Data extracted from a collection

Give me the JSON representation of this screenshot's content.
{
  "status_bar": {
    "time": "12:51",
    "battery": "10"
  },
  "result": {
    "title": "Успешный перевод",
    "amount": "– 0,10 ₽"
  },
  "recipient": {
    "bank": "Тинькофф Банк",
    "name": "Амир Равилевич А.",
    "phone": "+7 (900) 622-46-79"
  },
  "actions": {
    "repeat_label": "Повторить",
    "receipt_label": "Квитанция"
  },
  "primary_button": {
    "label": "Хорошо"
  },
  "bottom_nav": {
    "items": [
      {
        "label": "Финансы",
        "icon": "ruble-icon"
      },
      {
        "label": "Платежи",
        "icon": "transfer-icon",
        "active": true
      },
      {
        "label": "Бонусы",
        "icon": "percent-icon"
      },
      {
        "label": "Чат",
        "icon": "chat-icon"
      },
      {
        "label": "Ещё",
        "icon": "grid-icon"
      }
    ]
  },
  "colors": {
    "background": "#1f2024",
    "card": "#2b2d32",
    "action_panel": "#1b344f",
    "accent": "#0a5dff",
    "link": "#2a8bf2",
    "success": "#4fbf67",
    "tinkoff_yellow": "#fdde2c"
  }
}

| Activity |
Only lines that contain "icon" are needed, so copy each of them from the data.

| Response area |
        "icon": "ruble-icon"
        "icon": "transfer-icon",
        "icon": "percent-icon"
        "icon": "chat-icon"
        "icon": "grid-icon"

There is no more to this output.